EXERCISE AIM - All lines in the material with the string "JSON" should be listed.

DATA -

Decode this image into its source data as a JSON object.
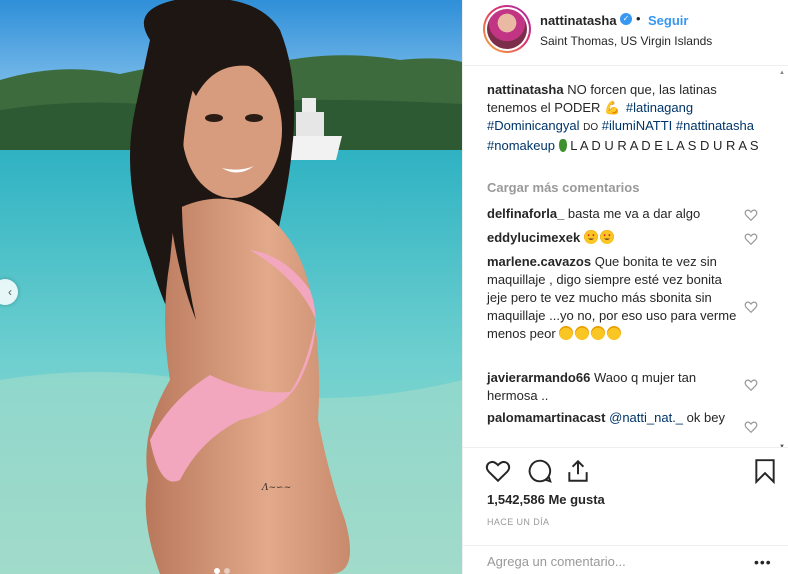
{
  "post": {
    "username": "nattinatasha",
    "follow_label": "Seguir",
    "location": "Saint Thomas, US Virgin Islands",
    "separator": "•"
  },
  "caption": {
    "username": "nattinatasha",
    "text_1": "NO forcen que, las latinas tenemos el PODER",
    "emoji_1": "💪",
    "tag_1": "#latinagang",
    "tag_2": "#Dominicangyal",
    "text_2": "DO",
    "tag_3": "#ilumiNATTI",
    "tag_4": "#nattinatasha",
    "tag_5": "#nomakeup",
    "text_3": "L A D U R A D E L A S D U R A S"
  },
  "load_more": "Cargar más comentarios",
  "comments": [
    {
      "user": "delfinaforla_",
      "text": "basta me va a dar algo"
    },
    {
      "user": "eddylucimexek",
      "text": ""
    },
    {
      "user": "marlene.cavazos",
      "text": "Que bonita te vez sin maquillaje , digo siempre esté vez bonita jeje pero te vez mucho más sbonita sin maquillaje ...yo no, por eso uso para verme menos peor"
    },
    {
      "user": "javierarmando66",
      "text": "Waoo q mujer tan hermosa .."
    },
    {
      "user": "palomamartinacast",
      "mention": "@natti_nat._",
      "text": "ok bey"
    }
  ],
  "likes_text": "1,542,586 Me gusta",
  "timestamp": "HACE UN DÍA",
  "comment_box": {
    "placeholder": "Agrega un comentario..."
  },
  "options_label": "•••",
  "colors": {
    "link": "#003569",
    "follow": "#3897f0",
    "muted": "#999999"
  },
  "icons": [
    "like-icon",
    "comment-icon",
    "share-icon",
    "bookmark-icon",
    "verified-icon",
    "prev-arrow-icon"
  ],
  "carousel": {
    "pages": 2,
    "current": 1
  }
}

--

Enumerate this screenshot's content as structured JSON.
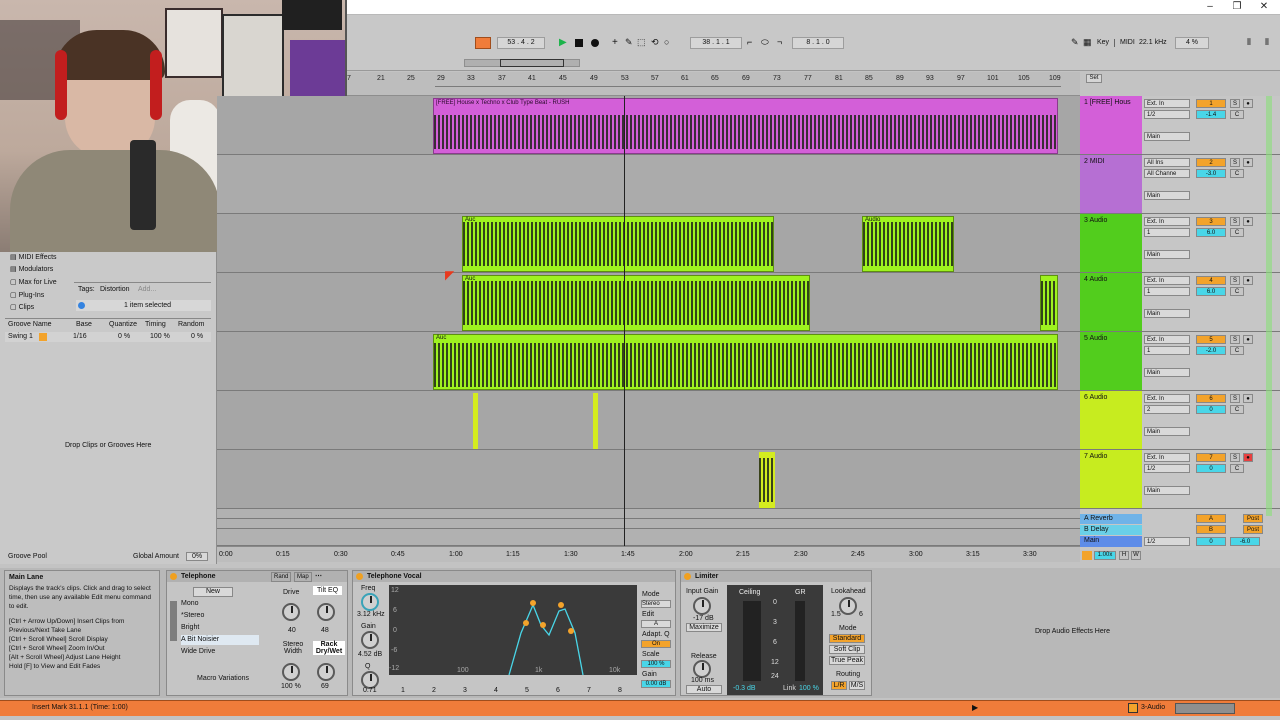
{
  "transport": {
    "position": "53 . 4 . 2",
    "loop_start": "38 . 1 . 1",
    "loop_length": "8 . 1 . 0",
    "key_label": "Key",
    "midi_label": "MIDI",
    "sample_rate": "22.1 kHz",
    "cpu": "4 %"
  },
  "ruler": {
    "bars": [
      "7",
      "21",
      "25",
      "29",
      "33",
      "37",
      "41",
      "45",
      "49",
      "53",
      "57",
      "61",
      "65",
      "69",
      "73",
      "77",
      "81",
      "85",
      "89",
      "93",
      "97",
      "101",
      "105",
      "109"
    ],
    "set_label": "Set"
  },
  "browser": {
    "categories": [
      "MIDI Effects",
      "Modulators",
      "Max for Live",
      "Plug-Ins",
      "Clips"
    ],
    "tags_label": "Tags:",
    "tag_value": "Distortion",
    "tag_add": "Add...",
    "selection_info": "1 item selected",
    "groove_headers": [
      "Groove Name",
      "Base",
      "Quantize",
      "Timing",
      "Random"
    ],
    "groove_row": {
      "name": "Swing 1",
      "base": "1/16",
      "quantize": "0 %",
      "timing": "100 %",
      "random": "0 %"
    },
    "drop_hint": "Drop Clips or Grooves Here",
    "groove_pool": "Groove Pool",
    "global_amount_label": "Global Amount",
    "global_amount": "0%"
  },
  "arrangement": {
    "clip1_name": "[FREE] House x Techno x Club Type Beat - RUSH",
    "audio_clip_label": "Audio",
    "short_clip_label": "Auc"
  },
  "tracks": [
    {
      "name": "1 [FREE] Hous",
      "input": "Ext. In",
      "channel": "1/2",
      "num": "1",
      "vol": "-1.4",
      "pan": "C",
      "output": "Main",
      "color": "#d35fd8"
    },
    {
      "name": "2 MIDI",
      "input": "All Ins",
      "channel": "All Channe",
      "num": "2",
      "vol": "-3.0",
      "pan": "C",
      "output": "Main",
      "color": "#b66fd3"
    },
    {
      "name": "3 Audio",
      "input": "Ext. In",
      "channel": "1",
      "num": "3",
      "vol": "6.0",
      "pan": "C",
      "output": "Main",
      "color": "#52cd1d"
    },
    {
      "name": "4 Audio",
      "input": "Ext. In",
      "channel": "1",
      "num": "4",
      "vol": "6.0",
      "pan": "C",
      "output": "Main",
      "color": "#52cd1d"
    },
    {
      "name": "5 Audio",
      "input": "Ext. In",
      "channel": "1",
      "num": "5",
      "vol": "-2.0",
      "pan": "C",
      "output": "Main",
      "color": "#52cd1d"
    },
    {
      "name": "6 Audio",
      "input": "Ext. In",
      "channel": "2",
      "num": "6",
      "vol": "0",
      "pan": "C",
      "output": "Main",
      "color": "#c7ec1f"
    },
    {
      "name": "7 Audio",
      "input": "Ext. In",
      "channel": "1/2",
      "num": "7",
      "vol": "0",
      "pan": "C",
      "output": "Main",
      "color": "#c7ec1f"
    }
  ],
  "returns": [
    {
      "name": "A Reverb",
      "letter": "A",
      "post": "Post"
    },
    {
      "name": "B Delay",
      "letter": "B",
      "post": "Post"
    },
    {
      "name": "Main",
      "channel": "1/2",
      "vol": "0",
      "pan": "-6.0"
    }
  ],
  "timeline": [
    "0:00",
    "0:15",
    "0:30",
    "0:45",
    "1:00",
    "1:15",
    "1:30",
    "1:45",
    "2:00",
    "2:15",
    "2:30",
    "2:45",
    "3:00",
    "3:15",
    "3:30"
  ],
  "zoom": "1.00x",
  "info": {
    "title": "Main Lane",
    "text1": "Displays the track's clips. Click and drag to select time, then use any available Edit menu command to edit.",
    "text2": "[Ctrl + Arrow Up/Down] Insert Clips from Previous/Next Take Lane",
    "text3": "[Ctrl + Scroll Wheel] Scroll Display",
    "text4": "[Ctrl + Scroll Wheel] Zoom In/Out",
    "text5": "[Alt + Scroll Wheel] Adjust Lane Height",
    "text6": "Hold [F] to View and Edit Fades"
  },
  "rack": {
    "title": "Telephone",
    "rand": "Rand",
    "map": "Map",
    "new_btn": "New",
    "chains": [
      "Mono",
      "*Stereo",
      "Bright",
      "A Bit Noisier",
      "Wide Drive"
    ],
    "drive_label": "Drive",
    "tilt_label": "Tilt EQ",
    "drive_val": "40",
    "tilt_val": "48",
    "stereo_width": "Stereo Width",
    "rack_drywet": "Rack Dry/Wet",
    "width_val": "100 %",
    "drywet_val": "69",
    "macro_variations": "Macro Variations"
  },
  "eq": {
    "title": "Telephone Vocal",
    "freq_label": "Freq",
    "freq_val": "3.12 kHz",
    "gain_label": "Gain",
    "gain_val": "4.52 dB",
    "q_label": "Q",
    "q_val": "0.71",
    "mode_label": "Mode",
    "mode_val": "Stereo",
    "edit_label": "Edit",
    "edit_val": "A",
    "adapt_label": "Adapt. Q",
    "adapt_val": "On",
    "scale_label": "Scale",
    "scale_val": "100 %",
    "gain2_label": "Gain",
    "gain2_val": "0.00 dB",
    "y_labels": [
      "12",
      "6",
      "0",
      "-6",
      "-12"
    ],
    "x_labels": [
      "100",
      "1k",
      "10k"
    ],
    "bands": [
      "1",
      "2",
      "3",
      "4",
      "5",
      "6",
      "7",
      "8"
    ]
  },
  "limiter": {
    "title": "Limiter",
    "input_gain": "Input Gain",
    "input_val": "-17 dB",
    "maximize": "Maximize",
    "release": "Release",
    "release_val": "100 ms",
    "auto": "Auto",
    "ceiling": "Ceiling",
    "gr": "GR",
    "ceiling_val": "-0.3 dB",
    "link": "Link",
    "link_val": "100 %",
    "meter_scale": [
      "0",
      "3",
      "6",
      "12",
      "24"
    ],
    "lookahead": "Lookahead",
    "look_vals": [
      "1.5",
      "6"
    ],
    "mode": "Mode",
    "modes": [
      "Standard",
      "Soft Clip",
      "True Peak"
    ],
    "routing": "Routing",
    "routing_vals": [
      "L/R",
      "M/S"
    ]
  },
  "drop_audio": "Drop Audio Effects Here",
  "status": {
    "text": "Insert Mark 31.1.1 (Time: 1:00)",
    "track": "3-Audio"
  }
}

RESPONSE -
Decode this image into its source data as a JSON object.
Enumerate this screenshot's content as structured JSON.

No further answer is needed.